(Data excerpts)
▬▬▬

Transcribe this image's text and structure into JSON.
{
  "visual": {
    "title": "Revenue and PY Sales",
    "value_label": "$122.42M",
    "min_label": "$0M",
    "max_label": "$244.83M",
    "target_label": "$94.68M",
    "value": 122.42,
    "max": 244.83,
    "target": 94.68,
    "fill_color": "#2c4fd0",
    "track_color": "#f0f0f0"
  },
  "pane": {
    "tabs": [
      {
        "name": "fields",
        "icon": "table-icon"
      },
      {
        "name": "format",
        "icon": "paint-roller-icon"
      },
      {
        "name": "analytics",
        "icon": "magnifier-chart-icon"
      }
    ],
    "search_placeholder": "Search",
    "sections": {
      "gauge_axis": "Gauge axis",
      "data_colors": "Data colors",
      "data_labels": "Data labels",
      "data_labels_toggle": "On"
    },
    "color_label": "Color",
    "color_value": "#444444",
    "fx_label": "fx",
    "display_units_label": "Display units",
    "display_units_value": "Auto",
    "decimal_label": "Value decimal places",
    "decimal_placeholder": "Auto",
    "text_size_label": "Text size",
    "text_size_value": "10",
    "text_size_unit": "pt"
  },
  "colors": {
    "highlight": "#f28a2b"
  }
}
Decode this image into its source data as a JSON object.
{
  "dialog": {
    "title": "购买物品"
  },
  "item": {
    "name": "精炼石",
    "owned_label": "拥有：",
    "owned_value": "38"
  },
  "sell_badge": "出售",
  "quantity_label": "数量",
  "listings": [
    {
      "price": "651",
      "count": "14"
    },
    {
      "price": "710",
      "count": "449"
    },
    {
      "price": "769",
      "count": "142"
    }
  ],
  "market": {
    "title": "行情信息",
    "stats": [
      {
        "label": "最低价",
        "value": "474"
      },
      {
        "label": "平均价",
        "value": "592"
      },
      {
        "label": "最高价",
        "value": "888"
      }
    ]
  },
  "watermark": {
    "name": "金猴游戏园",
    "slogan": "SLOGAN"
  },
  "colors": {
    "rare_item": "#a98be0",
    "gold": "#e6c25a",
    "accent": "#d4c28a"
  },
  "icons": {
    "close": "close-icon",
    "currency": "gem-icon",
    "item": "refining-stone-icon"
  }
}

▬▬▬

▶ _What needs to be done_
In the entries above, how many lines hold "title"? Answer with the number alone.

▶ _Your solution_
3